It looks like you’ll be touring all summer, with a short break in July before hitting the road again in August. Are you touring with other bands or just doing your own thing?
We’ve been on the road since April 24 and we’re touring through July 9. We pick up with a band called Blameshift June 5. But we’ve been out by ourselves and we pick up with a band and do some shows, then we just continue out by ourselves.
You’re being joined on this tour by former Darkest Hour guitarist Kris Norris, who also played with Straight Line Stitch briefly a couple of years ago. Is he officially in the band or just filling in for this tour?
Yes, Kris has been out with us and has been helping out with the tour. Then we have Andrew Mikhail, who used to be in a band called Oceano, picking up the rest of the dates with us starting June 5.
You’re still touring behind 2011′s The Fight of Our Lives, which has been the band’s most successful album in many ways. When can we expect a new album from Straight Line Stitch?
Right now we’re writing on the road like we always do, and just recording ideas. When we get off the road, we’ll probably take three weeks off before we start working on songs and stuff. We hope to be in the studio by the end of the year.
What can you tell me about the new songs thus far? How do they compare to The Fight of our Lives?
I feel like we’ve definitely matured in our writing. With this album and our previous album, I think it was more hands on. The band did most of the pre-production stuff and it was more so our album. We had more of a say in what was going on and what we wanted to do, whereas when we did our first album it was like people were holding our hands and telling us what to do and how we should do it. I just felt like The Fight of Our Lives was more us taking a stand as a band.
How has that experience carried over to the stuff you’re working on now?
With the new stuff we’re going to experiment, which I’m excited about. We’re just going to let it develop itself and see where it takes us. Now we have new members in the mix, so that’s definitely going to change our sound a little bit. But we’re pretty much just going to see what happens with the new members, as far as changes to our writing process.
You’re known for your intensity, both on the albums and at live shows. How have these shows been going and how would you say they compare to what you’ve done on previous tours?
It’s always a priority to have energy and make sure the fans get what they pay for. The goal is still the same and we’re just trying to keep busier than before. And the tour’s been going really well.
It seems as if female-fronted metal bands and bands with female members are becoming more and more common. You’ve been doing it for a few years, but why do you think there’s been a bit of an emergence of more female metal singers and bands?

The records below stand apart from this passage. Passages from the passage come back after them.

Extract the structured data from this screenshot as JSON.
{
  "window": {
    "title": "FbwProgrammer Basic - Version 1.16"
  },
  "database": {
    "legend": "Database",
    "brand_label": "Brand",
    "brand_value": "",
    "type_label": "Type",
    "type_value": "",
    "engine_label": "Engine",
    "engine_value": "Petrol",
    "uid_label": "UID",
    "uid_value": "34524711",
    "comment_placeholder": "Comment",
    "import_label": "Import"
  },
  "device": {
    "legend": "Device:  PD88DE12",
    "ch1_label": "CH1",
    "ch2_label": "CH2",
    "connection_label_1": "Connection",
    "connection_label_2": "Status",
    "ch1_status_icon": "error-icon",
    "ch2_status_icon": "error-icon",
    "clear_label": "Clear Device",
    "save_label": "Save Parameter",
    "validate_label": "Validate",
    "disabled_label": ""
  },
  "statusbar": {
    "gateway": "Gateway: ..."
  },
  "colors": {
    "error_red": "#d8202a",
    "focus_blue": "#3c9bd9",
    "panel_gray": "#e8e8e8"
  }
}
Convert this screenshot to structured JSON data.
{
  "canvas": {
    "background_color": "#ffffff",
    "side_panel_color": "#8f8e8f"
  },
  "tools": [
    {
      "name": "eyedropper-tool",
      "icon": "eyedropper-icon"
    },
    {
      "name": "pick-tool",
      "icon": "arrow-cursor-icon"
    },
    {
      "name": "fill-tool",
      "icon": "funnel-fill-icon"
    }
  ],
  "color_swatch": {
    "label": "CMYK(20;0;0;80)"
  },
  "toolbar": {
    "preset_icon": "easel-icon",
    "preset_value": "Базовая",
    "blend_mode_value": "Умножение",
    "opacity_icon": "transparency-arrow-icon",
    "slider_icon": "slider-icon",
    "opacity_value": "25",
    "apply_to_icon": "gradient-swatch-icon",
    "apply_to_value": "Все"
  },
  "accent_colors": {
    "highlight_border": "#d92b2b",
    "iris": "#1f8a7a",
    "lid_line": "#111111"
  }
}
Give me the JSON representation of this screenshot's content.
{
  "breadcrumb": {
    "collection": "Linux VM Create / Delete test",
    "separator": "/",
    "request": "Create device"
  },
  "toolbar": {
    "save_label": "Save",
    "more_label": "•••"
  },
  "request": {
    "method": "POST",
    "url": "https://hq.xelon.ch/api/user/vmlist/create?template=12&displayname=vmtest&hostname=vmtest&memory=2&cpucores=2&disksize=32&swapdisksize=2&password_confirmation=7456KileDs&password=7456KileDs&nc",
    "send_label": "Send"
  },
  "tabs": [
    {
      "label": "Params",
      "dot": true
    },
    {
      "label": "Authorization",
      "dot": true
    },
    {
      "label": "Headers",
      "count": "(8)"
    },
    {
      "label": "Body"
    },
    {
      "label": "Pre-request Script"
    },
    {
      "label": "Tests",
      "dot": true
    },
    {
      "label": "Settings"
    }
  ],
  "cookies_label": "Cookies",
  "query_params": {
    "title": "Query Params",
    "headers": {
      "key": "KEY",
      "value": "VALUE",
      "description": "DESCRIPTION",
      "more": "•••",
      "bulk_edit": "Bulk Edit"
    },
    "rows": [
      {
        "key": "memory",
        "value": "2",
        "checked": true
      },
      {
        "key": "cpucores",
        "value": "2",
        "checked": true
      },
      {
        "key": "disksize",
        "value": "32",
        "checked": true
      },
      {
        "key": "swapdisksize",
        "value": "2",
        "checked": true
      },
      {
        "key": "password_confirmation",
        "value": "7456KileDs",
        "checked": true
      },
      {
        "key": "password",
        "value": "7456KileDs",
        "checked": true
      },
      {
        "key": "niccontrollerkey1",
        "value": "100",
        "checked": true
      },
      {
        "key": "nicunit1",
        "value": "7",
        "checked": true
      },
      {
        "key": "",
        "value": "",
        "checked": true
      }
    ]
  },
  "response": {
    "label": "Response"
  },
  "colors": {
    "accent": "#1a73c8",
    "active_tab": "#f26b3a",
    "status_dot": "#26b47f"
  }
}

I think it’s just been really popular, especially with people making such a big deal about it. People are actually starting to pay attention. With us, we just want to make music. It’s not about being a female fronting a band. We just want to make this music and tour. It doesn’t matter what gender you are, we just want to go out and make the music.